During my last weekend in San Martin de los Andes, I spoke several times with the teachers in training. We focused primarily on the Yoga Sutras of Patanjali and the very detailed way these teachings make clear the roots of all of our suffering.
The Sutras explain how our limited minds and senses do not see and experience the fullness of our being. Instead, we are influenced by the prevailing messages of our culture to think of ourselves as the body and mind.
This leads to a life of never-ending efforts to create and sustain a successful self image – an identity that can help us obtain the things we feel we need to be happy, such as a good job, a lovely partner, a beautiful home, etc. Of course, there is nothing wrong with wanting these things that we all enjoy, but it is a mistake to think that our happiness comes from those things. If that is true, then each time those things change or disappear, our happiness goes with them.
The sutras describe how trying to arrange for conditions outside of ourselves in order to be happy leads to a life of relentless frustration, anxiety and striving for something we can never obtain. Yoga practice, as well as any authentic spiritual practice, can help us experience an innate sense of contentment that is independent of circumstances and allows us to enjoy the process of pursuing our goals without depending on the outcome for our peace of mind.
Understanding this can inspire us to practice diligently, with patience and enthusiasm, until we begin to experience for ourselves the truth in these teachings.
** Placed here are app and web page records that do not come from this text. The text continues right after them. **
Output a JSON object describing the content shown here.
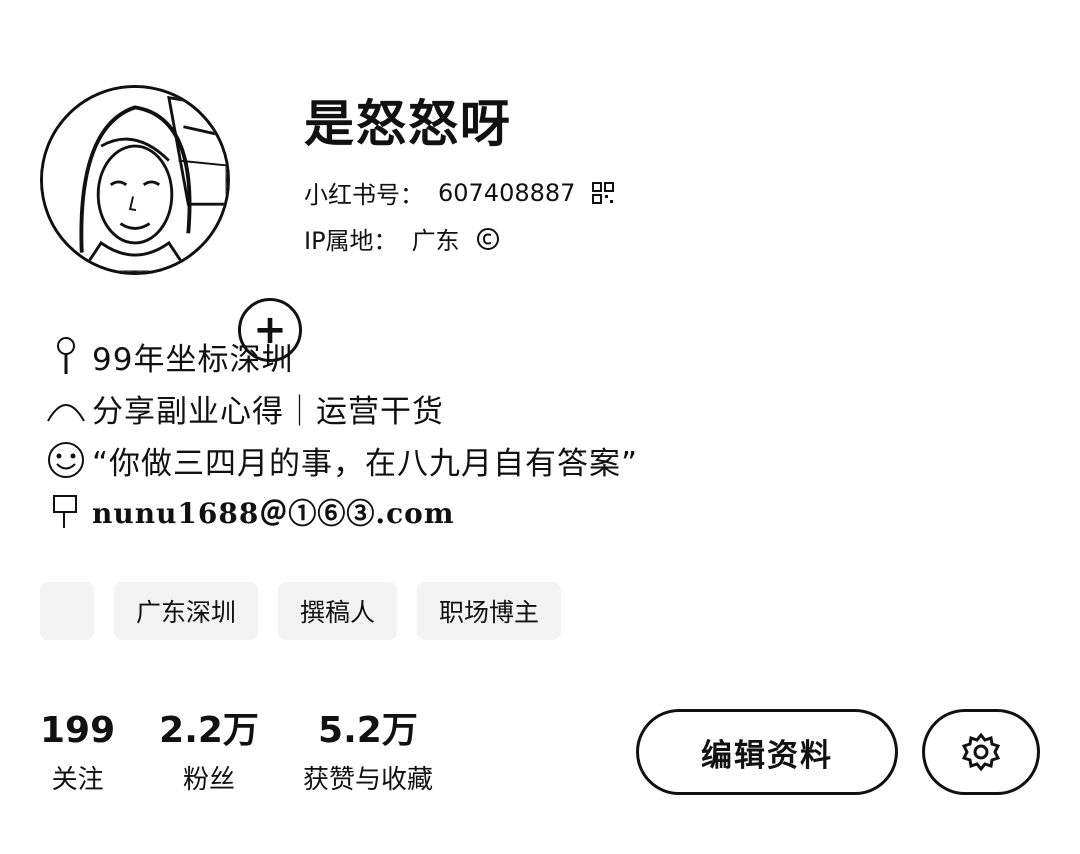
{
  "profile": {
    "username": "是怒怒呀",
    "id_label": "小红书号：",
    "id_value": "607408887",
    "ip_label": "IP属地：",
    "ip_value": "广东",
    "add_symbol": "+"
  },
  "bio": {
    "lines": [
      {
        "icon": "pin-emoji-icon",
        "text": "99年坐标深圳"
      },
      {
        "icon": "rainbow-emoji-icon",
        "text": "分享副业心得｜运营干货"
      },
      {
        "icon": "smile-emoji-icon",
        "text": "“你做三四月的事，在八九月自有答案”"
      },
      {
        "icon": "mailbox-emoji-icon",
        "text": "nunu1688＠①⑥③.com"
      }
    ]
  },
  "tags": [
    "",
    "广东深圳",
    "撰稿人",
    "职场博主"
  ],
  "stats": [
    {
      "value": "199",
      "label": "关注"
    },
    {
      "value": "2.2万",
      "label": "粉丝"
    },
    {
      "value": "5.2万",
      "label": "获赞与收藏"
    }
  ],
  "actions": {
    "edit_label": "编辑资料",
    "settings_icon": "gear-icon"
  }
}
Once we taste this inner peace and the natural feeling of joy that comes from giving and serving, rather than acquiring and achieving, our spiritual growth becomes a steady and enjoyable journey towards an ever greater awareness of our true nature.